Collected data
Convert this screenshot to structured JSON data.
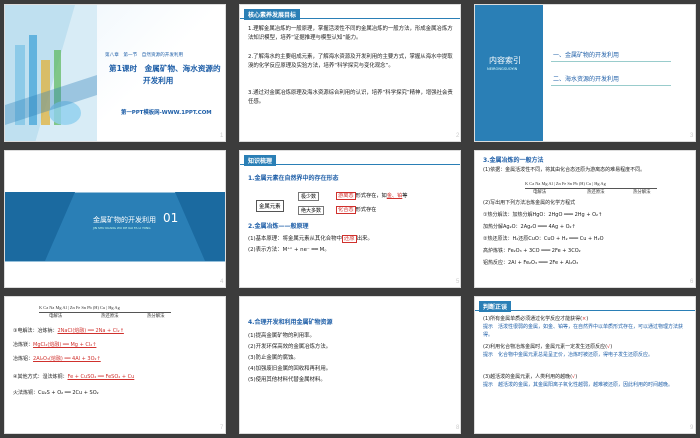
{
  "slides": [
    {
      "page": "1",
      "chapter": "第八章　第一节　自然资源的开发利用",
      "title_line1": "第1课时　金属矿物、海水资源的",
      "title_line2": "开发利用",
      "website": "第一PPT模板网-WWW.1PPT.COM"
    },
    {
      "page": "2",
      "tag": "核心素养发展目标",
      "goal1": "1.理解金属冶炼的一般原理，掌握活泼性不同的金属冶炼的一般方法，形成金属冶炼方法知识模型，培养“证据推理与模型认知”能力。",
      "goal2": "2.了解海水的主要组成元素，了解海水资源及开发利用的主要方式，掌握从海水中提取溴的化学反应原理及实验方法，培养“科学探究与变化观念”。",
      "goal3": "3.通过对金属冶炼原理及海水资源综合利用的认识，培养“科学探究”精神，增强社会责任感。"
    },
    {
      "page": "3",
      "index_title": "内容索引",
      "index_sub": "NEIRONGSUOYIN",
      "item1": "一、金属矿物的开发利用",
      "item2": "二、海水资源的开发利用"
    },
    {
      "page": "4",
      "section_cn": "金属矿物的开发利用",
      "section_en": "JIN SHU KUANG WU DE KAI FA LI YONG",
      "section_num": "01"
    },
    {
      "page": "5",
      "tag": "知识梳理",
      "h1": "1.金属元素在自然界中的存在形态",
      "node_center": "金属元素",
      "node_a": "极少数",
      "node_b": "绝大多数",
      "state_free": "游离态",
      "free_suffix": "形式存在，如",
      "examples": "金、铂",
      "eq_suffix": "等",
      "state_combined": "化合态",
      "combined_suffix": "形式存在",
      "h2": "2.金属冶炼——般原理",
      "p1": "(1)基本原理：将金属元素从其化合物中",
      "p1_key": "还原",
      "p1_tail": "出来。",
      "p2": "(2)表示方法：M⁺ⁿ + ne⁻ ══ M。"
    },
    {
      "page": "6",
      "h": "3.金属冶炼的一般方法",
      "l1": "(1)依据：金属活泼性不同，将其由化合态还原为游离态的难易程度不同。",
      "series": "K Ca Na Mg Al | Zn Fe Sn Pb (H) Cu | Hg Ag",
      "m1": "电解法",
      "m2": "热还原法",
      "m3": "热分解法",
      "l2": "(2)写出用下列方法冶炼金属的化学方程式",
      "l3": "①热分解法：加热分解HgO：2HgO ═══ 2Hg + O₂↑",
      "l4": "加热分解Ag₂O：2Ag₂O ═══ 4Ag + O₂↑",
      "l5": "②热还原法：H₂还原CuO：CuO + H₂ ═══ Cu + H₂O",
      "l6": "高炉炼铁：Fe₂O₃ + 3CO ═══ 2Fe + 3CO₂",
      "l7": "铝热反应：2Al + Fe₂O₃ ═══ 2Fe + Al₂O₃"
    },
    {
      "page": "7",
      "series": "K Ca Na Mg Al | Zn Fe Sn Pb (H) Cu | Hg Ag",
      "m1": "电解法",
      "m2": "热还原法",
      "m3": "热分解法",
      "l1": "③电解法：冶炼钠：",
      "r1": "2NaCl(熔融) ══ 2Na + Cl₂↑",
      "l2": "冶炼镁：",
      "r2": "MgCl₂(熔融) ══ Mg + Cl₂↑",
      "l3": "冶炼铝：",
      "r3": "2Al₂O₃(熔融) ══ 4Al + 3O₂↑",
      "l4": "④其他方式：湿法炼铜：",
      "r4": "Fe + CuSO₄ ══ FeSO₄ + Cu",
      "l5": "火法炼铜：Cu₂S + O₂ ══ 2Cu + SO₂"
    },
    {
      "page": "8",
      "h": "4.合理开发和利用金属矿物资源",
      "i1": "(1)提高金属矿物的利用率。",
      "i2": "(2)开发环保高效的金属冶炼方法。",
      "i3": "(3)防止金属的腐蚀。",
      "i4": "(4)加强废旧金属的回收和再利用。",
      "i5": "(5)使用其他材料代替金属材料。"
    },
    {
      "page": "9",
      "tag": "判断正误",
      "q1": "(1)所有金属单质必须通过化学反应才能获得(",
      "a1": "×",
      "t1": "提示　活泼性很弱的金属，如金、铂等，在自然界中以单质形式存在，可以通过物理方法获得。",
      "q2": "(2)利用化合物冶炼金属时，金属元素一定发生还原反应(",
      "a2": "√",
      "t2": "提示　化合物中金属元素总是呈正价，冶炼时被还原，得电子发生还原反应。",
      "q3": "(3)越活泼的金属元素，人类利用的越晚(",
      "a3": "√",
      "t3": "提示　越活泼的金属，其金属阳离子氧化性越弱，越难被还原，因此利用的时间越晚。"
    }
  ]
}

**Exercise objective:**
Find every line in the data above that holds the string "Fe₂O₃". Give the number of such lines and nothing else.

**Written response:**
2